Songs of Faith and Devotion (followed, nine months later — just in time for Christmas shopping — by a track-for-track live version, recorded on tour in Europe and New Orleans with two female backup singers adding much-needed texture and melodic accuracy) is marginally stronger if lyrically grimmer than Violator. The album, which needs a warning sticker for underage moralists in the audience, could better be titled Songs of Sex and Arrogance. By the second number, “Walking in My Shoes,” Gore (via Gahan) is back to moaning about his misbegotten past, wallowing in self-righteous (or at least self-induced) misery: “I would tell you about the things they put me through / The pain I’ve been subjected to / But the Lord himself would blush.” Oh, come on, Marty — try him. Gore’s dream of remorseless redemption (the ’90s zipless fuck?) runs through the record: in “Condemnation,” he avers, “I’m not looking for absolution…I’ll show no repentance / I’ll suffer with pride.” In “Get Right With Me,” he instructs, “Don’t waste your energy making apologies.” Only “One Caress” actually admits a request for anonymous exculpation: “And I pray to the only one / Who has the strength / To bear the pain / To forgive all the things that I’ve done.” As usual, the central DM industro-pop sound on this understated album is set off by a few stray stylistic elements-ballads (after a fashion) and soul/gospel (after a fashion).

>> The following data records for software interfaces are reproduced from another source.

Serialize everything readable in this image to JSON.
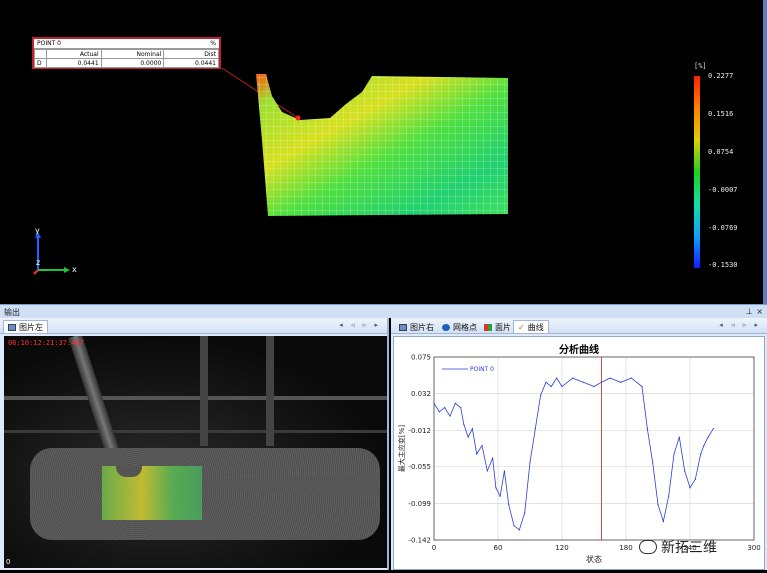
{
  "viewport": {
    "point_box": {
      "title": "POINT 0",
      "unit": "%",
      "headers": [
        "Actual",
        "Nominal",
        "Dist"
      ],
      "row_label": "D",
      "values": [
        "0.0441",
        "0.0000",
        "0.0441"
      ]
    },
    "scale": {
      "unit": "[%]",
      "ticks": [
        "0.2277",
        "0.1516",
        "0.0754",
        "-0.0007",
        "-0.0769",
        "-0.1530"
      ]
    },
    "axes": {
      "x": "x",
      "y": "y",
      "z": "z"
    }
  },
  "output_bar": {
    "title": "输出",
    "pin": "⊥",
    "close": "×"
  },
  "left_panel": {
    "tab": "图片左",
    "timestamp": "06:10:12:21:37:487",
    "frame_index": "0",
    "nav": "◂ ◃ ▹ ▸"
  },
  "right_panel": {
    "tabs": [
      "图片右",
      "网格点",
      "面片",
      "曲线"
    ],
    "nav": "◂ ◃ ▹ ▸",
    "watermark": "新拓三维"
  },
  "chart_data": {
    "type": "line",
    "title": "分析曲线",
    "xlabel": "状态",
    "ylabel": "最大主应变[%]",
    "xlim": [
      0,
      300
    ],
    "ylim": [
      -0.142,
      0.075
    ],
    "xticks": [
      0,
      60,
      120,
      180,
      240,
      300
    ],
    "yticks": [
      "0.075",
      "0.032",
      "-0.012",
      "-0.055",
      "-0.099",
      "-0.142"
    ],
    "marker_x": 157,
    "legend": "top-left",
    "series": [
      {
        "name": "POINT 0",
        "color": "#2a3fd6",
        "x": [
          0,
          5,
          10,
          15,
          20,
          25,
          28,
          32,
          36,
          40,
          45,
          50,
          55,
          58,
          62,
          66,
          70,
          75,
          80,
          85,
          90,
          95,
          100,
          105,
          110,
          115,
          120,
          130,
          140,
          150,
          157,
          165,
          175,
          185,
          195,
          200,
          205,
          210,
          215,
          220,
          225,
          230,
          235,
          240,
          245,
          250,
          253,
          257,
          262
        ],
        "y": [
          0.02,
          0.01,
          0.015,
          0.005,
          0.02,
          0.015,
          -0.005,
          -0.02,
          -0.01,
          -0.04,
          -0.03,
          -0.06,
          -0.045,
          -0.08,
          -0.09,
          -0.06,
          -0.1,
          -0.125,
          -0.13,
          -0.11,
          -0.05,
          -0.01,
          0.03,
          0.045,
          0.04,
          0.05,
          0.04,
          0.05,
          0.045,
          0.04,
          0.045,
          0.05,
          0.045,
          0.05,
          0.04,
          -0.01,
          -0.05,
          -0.1,
          -0.12,
          -0.09,
          -0.04,
          -0.02,
          -0.06,
          -0.08,
          -0.07,
          -0.04,
          -0.03,
          -0.02,
          -0.01
        ]
      }
    ]
  }
}
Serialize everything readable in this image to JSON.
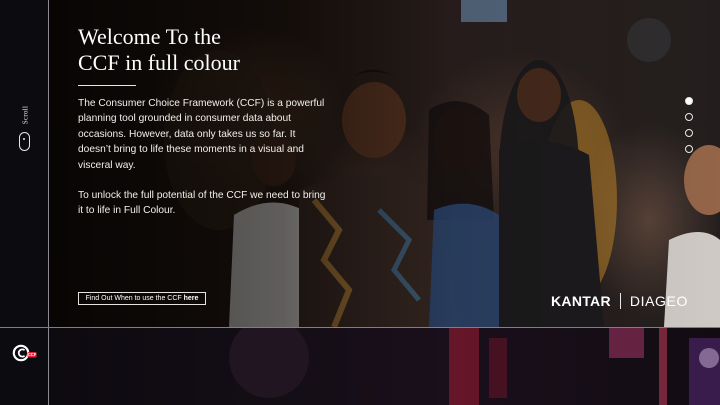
{
  "sidebar": {
    "scroll_label": "Scroll",
    "logo_text": "CCF"
  },
  "hero": {
    "title_line1": "Welcome To the",
    "title_line2": "CCF in full colour",
    "paragraph1": "The Consumer Choice Framework (CCF) is a powerful planning tool grounded in consumer data about occasions. However, data only takes us so far. It doesn’t bring to life these moments in a visual and visceral way.",
    "paragraph2": "To unlock the full potential of the CCF we need to bring it to life in Full Colour.",
    "cta_prefix": "Find Out When to use the CCF ",
    "cta_link": "here"
  },
  "brands": {
    "left": "KANTAR",
    "right": "DIAGEO"
  },
  "pagination": {
    "total": 4,
    "active_index": 0
  },
  "colors": {
    "background": "#0b0810",
    "accent_logo": "#e0233a",
    "text": "#ffffff"
  }
}
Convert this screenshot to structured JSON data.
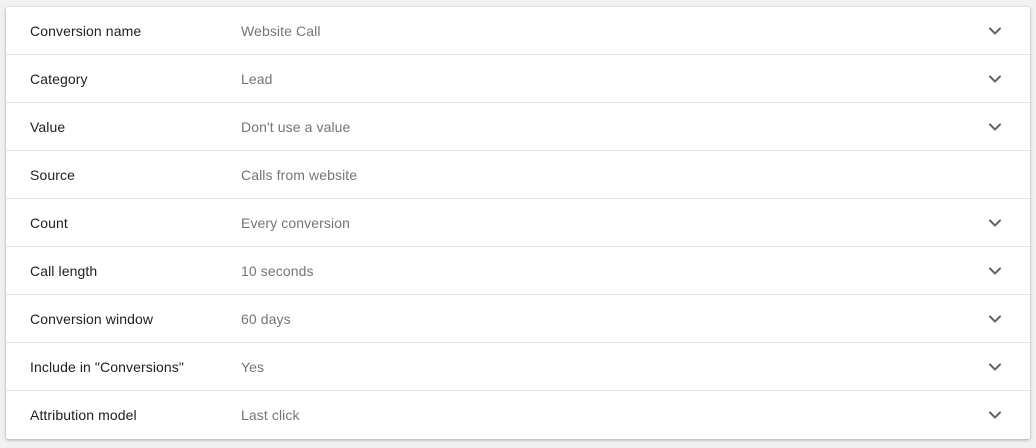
{
  "settings": {
    "rows": [
      {
        "label": "Conversion name",
        "value": "Website Call",
        "expandable": true,
        "icon": "chevron-down-icon"
      },
      {
        "label": "Category",
        "value": "Lead",
        "expandable": true,
        "icon": "chevron-down-icon"
      },
      {
        "label": "Value",
        "value": "Don't use a value",
        "expandable": true,
        "icon": "chevron-down-icon"
      },
      {
        "label": "Source",
        "value": "Calls from website",
        "expandable": false
      },
      {
        "label": "Count",
        "value": "Every conversion",
        "expandable": true,
        "icon": "chevron-down-icon"
      },
      {
        "label": "Call length",
        "value": "10 seconds",
        "expandable": true,
        "icon": "chevron-down-icon"
      },
      {
        "label": "Conversion window",
        "value": "60 days",
        "expandable": true,
        "icon": "chevron-down-icon"
      },
      {
        "label": "Include in \"Conversions\"",
        "value": "Yes",
        "expandable": true,
        "icon": "chevron-down-icon"
      },
      {
        "label": "Attribution model",
        "value": "Last click",
        "expandable": true,
        "icon": "chevron-down-icon"
      }
    ]
  },
  "colors": {
    "label_text": "#212121",
    "value_text": "#757575",
    "divider": "#e3e3e3",
    "chevron": "#5f6368",
    "background": "#f1f1f1",
    "panel": "#ffffff"
  }
}
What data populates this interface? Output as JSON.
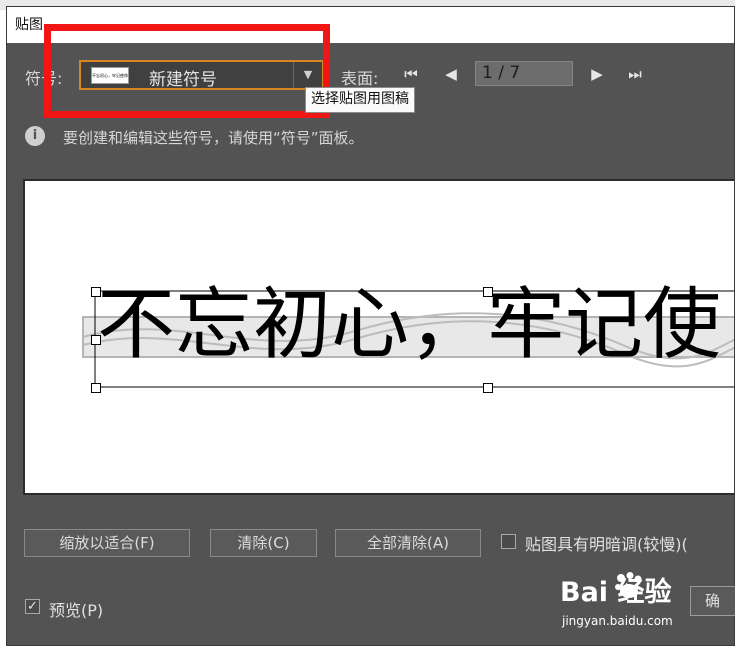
{
  "dialog": {
    "title": "贴图"
  },
  "symbol": {
    "label": "符号:",
    "value": "新建符号",
    "thumbnail_text": "不忘初心，牢记使命",
    "tooltip": "选择贴图用图稿"
  },
  "surface": {
    "label": "表面:",
    "page_value": "1 / 7"
  },
  "info": {
    "text": "要创建和编辑这些符号，请使用“符号”面板。"
  },
  "preview": {
    "text": "不忘初心，牢记使"
  },
  "buttons": {
    "fit": "缩放以适合(F)",
    "clear": "清除(C)",
    "clear_all": "全部清除(A)",
    "ok": "确"
  },
  "options": {
    "shade_label": "贴图具有明暗调(较慢)(",
    "shade_checked": false,
    "preview_label": "预览(P)",
    "preview_checked": true
  },
  "watermark": {
    "logo": "Bai  经验",
    "url": "jingyan.baidu.com"
  },
  "colors": {
    "dialog_bg": "#535353",
    "highlight_box": "#f11616",
    "select_border": "#d5881f"
  }
}
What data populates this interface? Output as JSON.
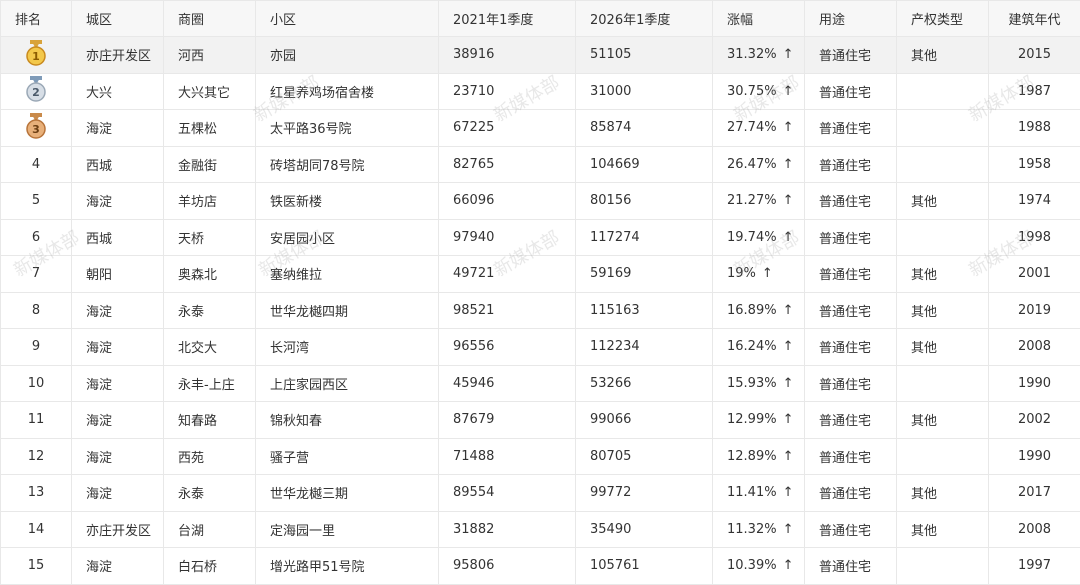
{
  "headers": [
    "排名",
    "城区",
    "商圈",
    "小区",
    "2021年1季度",
    "2026年1季度",
    "涨幅",
    "用途",
    "产权类型",
    "建筑年代"
  ],
  "watermark": "新媒体部",
  "arrow": "↑",
  "medals": [
    "1",
    "2",
    "3"
  ],
  "rows": [
    {
      "rank": "1",
      "district": "亦庄开发区",
      "area": "河西",
      "community": "亦园",
      "p2021": "38916",
      "p2026": "51105",
      "rise": "31.32%",
      "use": "普通住宅",
      "property": "其他",
      "year": "2015"
    },
    {
      "rank": "2",
      "district": "大兴",
      "area": "大兴其它",
      "community": "红星养鸡场宿舍楼",
      "p2021": "23710",
      "p2026": "31000",
      "rise": "30.75%",
      "use": "普通住宅",
      "property": "",
      "year": "1987"
    },
    {
      "rank": "3",
      "district": "海淀",
      "area": "五棵松",
      "community": "太平路36号院",
      "p2021": "67225",
      "p2026": "85874",
      "rise": "27.74%",
      "use": "普通住宅",
      "property": "",
      "year": "1988"
    },
    {
      "rank": "4",
      "district": "西城",
      "area": "金融街",
      "community": "砖塔胡同78号院",
      "p2021": "82765",
      "p2026": "104669",
      "rise": "26.47%",
      "use": "普通住宅",
      "property": "",
      "year": "1958"
    },
    {
      "rank": "5",
      "district": "海淀",
      "area": "羊坊店",
      "community": "铁医新楼",
      "p2021": "66096",
      "p2026": "80156",
      "rise": "21.27%",
      "use": "普通住宅",
      "property": "其他",
      "year": "1974"
    },
    {
      "rank": "6",
      "district": "西城",
      "area": "天桥",
      "community": "安居园小区",
      "p2021": "97940",
      "p2026": "117274",
      "rise": "19.74%",
      "use": "普通住宅",
      "property": "",
      "year": "1998"
    },
    {
      "rank": "7",
      "district": "朝阳",
      "area": "奥森北",
      "community": "塞纳维拉",
      "p2021": "49721",
      "p2026": "59169",
      "rise": "19%",
      "use": "普通住宅",
      "property": "其他",
      "year": "2001"
    },
    {
      "rank": "8",
      "district": "海淀",
      "area": "永泰",
      "community": "世华龙樾四期",
      "p2021": "98521",
      "p2026": "115163",
      "rise": "16.89%",
      "use": "普通住宅",
      "property": "其他",
      "year": "2019"
    },
    {
      "rank": "9",
      "district": "海淀",
      "area": "北交大",
      "community": "长河湾",
      "p2021": "96556",
      "p2026": "112234",
      "rise": "16.24%",
      "use": "普通住宅",
      "property": "其他",
      "year": "2008"
    },
    {
      "rank": "10",
      "district": "海淀",
      "area": "永丰-上庄",
      "community": "上庄家园西区",
      "p2021": "45946",
      "p2026": "53266",
      "rise": "15.93%",
      "use": "普通住宅",
      "property": "",
      "year": "1990"
    },
    {
      "rank": "11",
      "district": "海淀",
      "area": "知春路",
      "community": "锦秋知春",
      "p2021": "87679",
      "p2026": "99066",
      "rise": "12.99%",
      "use": "普通住宅",
      "property": "其他",
      "year": "2002"
    },
    {
      "rank": "12",
      "district": "海淀",
      "area": "西苑",
      "community": "骚子营",
      "p2021": "71488",
      "p2026": "80705",
      "rise": "12.89%",
      "use": "普通住宅",
      "property": "",
      "year": "1990"
    },
    {
      "rank": "13",
      "district": "海淀",
      "area": "永泰",
      "community": "世华龙樾三期",
      "p2021": "89554",
      "p2026": "99772",
      "rise": "11.41%",
      "use": "普通住宅",
      "property": "其他",
      "year": "2017"
    },
    {
      "rank": "14",
      "district": "亦庄开发区",
      "area": "台湖",
      "community": "定海园一里",
      "p2021": "31882",
      "p2026": "35490",
      "rise": "11.32%",
      "use": "普通住宅",
      "property": "其他",
      "year": "2008"
    },
    {
      "rank": "15",
      "district": "海淀",
      "area": "白石桥",
      "community": "增光路甲51号院",
      "p2021": "95806",
      "p2026": "105761",
      "rise": "10.39%",
      "use": "普通住宅",
      "property": "",
      "year": "1997"
    }
  ]
}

Evidently, the gloom in Depeche Mode’s music had some basis in the quartet’s reality, although Gore seems able to safely sublimate his demons into hits. Citing “increasing dissatisfaction with the internal relations and working practices of the group,” Alan Wilder quit in May ’95. A few months later, Dave Gahan was hospitalized in LA after slitting his wrist, reportedly amidst drug and marital problems.
Gore gave songwriting a rest for his solo EP, an insubstantial 12-inch of obscure cover versions. (The traditional “Motherless Child” and Sparks’ “Never Turn Your Back on Mother Earth” are the most familiar songs in his repertoire; other selections come from Durutti Column and Tuxedomoon.) Skillful but occasionally running too contrary to the material, Counterfeit demonstrates two things: that Gore can carry a tune and that he has no artistic ambitions beyond Depeche Mode’s usual style.
Long before he bailed out of the band, Wilder began exploring extracurricular opportunities under the name Recoil. He unveiled the side project in 1986 with 1 + 2, a British 12-inch that he later expanded and reissued as the longwinded Hydrology and 1 + 2. Accented with ephemeral electronic and vocal noises, the monotonous instrumentals drone aimlessly in several idioms: loud synthesizers, soft synthesizers, pinging synthesizers, chanted vocals and piano. The first track recalls Tubular Bells, and that’s the record’s most provocative feature.
Returning to Recoil in ’92, Wilder made the seven-track Bloodline, using such guest vocalists as would-be rapper Moby, Diamanda Galás, Toni Halliday of Curve and a sample of the late bluesman Bukka White. Only sporadically song-like (the title track, sung by Halliday, is an ominous storm cloud of distortion that resolves into a sunny day), the collection favors engrossing ambient exercises with dialogue loops, clattering, atmospheric electronic music and firm clock beats that don’t lead anywhere. Bloodline hardly sounds like the future for an international pop star, but it does fill the background with enough intriguing sounds to be a keeper.
Trans-Mode Express is a tribute album in which a subdirectory of techno bands covers DM songs.